Croatia's most popular hiking destination is also its greenest: the UNESCO World Heritage Plitvice Lakes National Park. Beeches, firs, and spruces frame the park's signature waterfalls and 16 lakes. Local wildlife, from boars to rare birds, love these lush vistas as much as tourists. Plitvice's famed lakes even turn hues of emerald, depending on the light. They're best enjoyed from hiking routes like trail C (five miles) or trail K (11 miles); the latter winds through the entire park.
Congo Basin, Central Africa
Tropical rain forests and swamplands blanket Central Africa's Congo Basin, which spans nine countries, including the Republic of the Congo, Rwanda, and Tanzania.
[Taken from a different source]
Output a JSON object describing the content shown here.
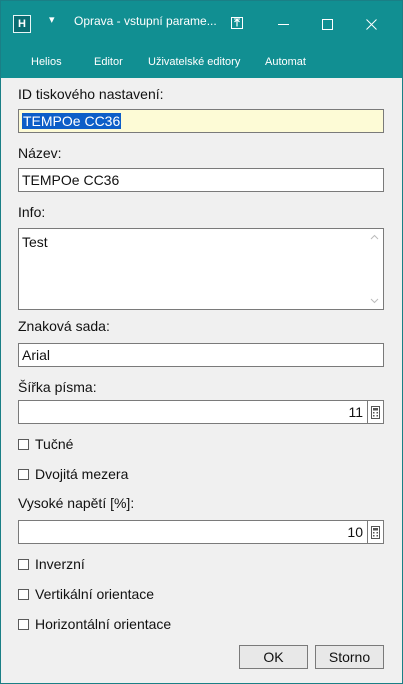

It's the world's second-largest rain forest, covering 500 million acres of lush landscapes, with more than 600 trees and 10,000 animal species. Visitors can admire gorillas, leopards, lions, and forest elephants in the Congo Basin. A growing number of tour operators now take guests here, including The Classic Safari Company, which builds Congo Basin itineraries that include wildlife-watching days bookended by nights at a luxe tree house.
Hoh Rain Forest, Washington
The Pacific Northwest is one of the United States' greenest getaways, but nothing in this region — or the rest of the country — compares to the mesmerizing Hoh Rain Forest in Washington's Olympic National Park. Here, ferns, mosses, and coniferous and deciduous species work seamlessly to paint Hoh Rain Forest all hues of green. The 18.5-mile Hoh River Trail explores every nook and cranny of this serene rain forest, while the shorter one-mile Hall of Mosses loops through old-growth forests and maple groves, with a verdant canopy of moss providing shade along the way.